───── DATA SHOWN ─────

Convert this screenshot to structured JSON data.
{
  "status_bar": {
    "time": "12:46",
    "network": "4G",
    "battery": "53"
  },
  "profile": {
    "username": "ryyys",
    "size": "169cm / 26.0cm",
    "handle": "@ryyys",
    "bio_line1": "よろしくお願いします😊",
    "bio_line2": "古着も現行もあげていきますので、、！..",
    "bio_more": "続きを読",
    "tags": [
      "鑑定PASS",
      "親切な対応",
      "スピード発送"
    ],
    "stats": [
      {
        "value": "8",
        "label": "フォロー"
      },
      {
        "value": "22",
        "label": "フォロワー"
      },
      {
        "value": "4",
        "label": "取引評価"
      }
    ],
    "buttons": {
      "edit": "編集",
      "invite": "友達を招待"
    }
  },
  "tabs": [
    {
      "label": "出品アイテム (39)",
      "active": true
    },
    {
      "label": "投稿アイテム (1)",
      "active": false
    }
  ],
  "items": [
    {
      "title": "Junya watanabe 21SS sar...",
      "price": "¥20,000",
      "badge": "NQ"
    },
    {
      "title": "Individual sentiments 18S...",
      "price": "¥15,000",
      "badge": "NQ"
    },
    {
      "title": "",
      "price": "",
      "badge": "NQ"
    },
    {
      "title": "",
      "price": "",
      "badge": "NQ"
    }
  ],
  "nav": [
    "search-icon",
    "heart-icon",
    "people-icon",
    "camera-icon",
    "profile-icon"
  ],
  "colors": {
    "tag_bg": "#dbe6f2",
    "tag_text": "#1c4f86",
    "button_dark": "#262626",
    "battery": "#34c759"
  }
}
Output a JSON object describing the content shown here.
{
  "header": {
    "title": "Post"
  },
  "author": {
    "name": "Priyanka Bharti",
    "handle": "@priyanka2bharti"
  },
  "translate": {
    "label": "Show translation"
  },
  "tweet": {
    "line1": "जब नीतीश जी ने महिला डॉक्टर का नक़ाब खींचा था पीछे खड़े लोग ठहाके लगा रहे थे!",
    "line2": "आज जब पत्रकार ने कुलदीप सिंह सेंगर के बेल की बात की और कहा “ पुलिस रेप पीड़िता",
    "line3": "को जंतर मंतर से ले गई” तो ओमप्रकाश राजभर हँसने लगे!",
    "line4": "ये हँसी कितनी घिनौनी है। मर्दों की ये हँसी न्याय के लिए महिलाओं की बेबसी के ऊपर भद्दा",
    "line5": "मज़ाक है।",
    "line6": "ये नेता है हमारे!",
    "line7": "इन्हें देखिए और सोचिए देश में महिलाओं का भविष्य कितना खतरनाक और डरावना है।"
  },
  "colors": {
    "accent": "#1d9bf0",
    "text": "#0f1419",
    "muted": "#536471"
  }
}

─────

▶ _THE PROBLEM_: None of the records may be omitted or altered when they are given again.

▶ _REPLY_:
Convert this screenshot to structured JSON data.
{
  "status_bar": {
    "time": "12:46",
    "network": "4G",
    "battery": "53"
  },
  "profile": {
    "username": "ryyys",
    "size": "169cm / 26.0cm",
    "handle": "@ryyys",
    "bio_line1": "よろしくお願いします😊",
    "bio_line2": "古着も現行もあげていきますので、、！..",
    "bio_more": "続きを読",
    "tags": [
      "鑑定PASS",
      "親切な対応",
      "スピード発送"
    ],
    "stats": [
      {
        "value": "8",
        "label": "フォロー"
      },
      {
        "value": "22",
        "label": "フォロワー"
      },
      {
        "value": "4",
        "label": "取引評価"
      }
    ],
    "buttons": {
      "edit": "編集",
      "invite": "友達を招待"
    }
  },
  "tabs": [
    {
      "label": "出品アイテム (39)",
      "active": true
    },
    {
      "label": "投稿アイテム (1)",
      "active": false
    }
  ],
  "items": [
    {
      "title": "Junya watanabe 21SS sar...",
      "price": "¥20,000",
      "badge": "NQ"
    },
    {
      "title": "Individual sentiments 18S...",
      "price": "¥15,000",
      "badge": "NQ"
    },
    {
      "title": "",
      "price": "",
      "badge": "NQ"
    },
    {
      "title": "",
      "price": "",
      "badge": "NQ"
    }
  ],
  "nav": [
    "search-icon",
    "heart-icon",
    "people-icon",
    "camera-icon",
    "profile-icon"
  ],
  "colors": {
    "tag_bg": "#dbe6f2",
    "tag_text": "#1c4f86",
    "button_dark": "#262626",
    "battery": "#34c759"
  }
}
Output a JSON object describing the content shown here.
{
  "header": {
    "title": "Post"
  },
  "author": {
    "name": "Priyanka Bharti",
    "handle": "@priyanka2bharti"
  },
  "translate": {
    "label": "Show translation"
  },
  "tweet": {
    "line1": "जब नीतीश जी ने महिला डॉक्टर का नक़ाब खींचा था पीछे खड़े लोग ठहाके लगा रहे थे!",
    "line2": "आज जब पत्रकार ने कुलदीप सिंह सेंगर के बेल की बात की और कहा “ पुलिस रेप पीड़िता",
    "line3": "को जंतर मंतर से ले गई” तो ओमप्रकाश राजभर हँसने लगे!",
    "line4": "ये हँसी कितनी घिनौनी है। मर्दों की ये हँसी न्याय के लिए महिलाओं की बेबसी के ऊपर भद्दा",
    "line5": "मज़ाक है।",
    "line6": "ये नेता है हमारे!",
    "line7": "इन्हें देखिए और सोचिए देश में महिलाओं का भविष्य कितना खतरनाक और डरावना है।"
  },
  "colors": {
    "accent": "#1d9bf0",
    "text": "#0f1419",
    "muted": "#536471"
  }
}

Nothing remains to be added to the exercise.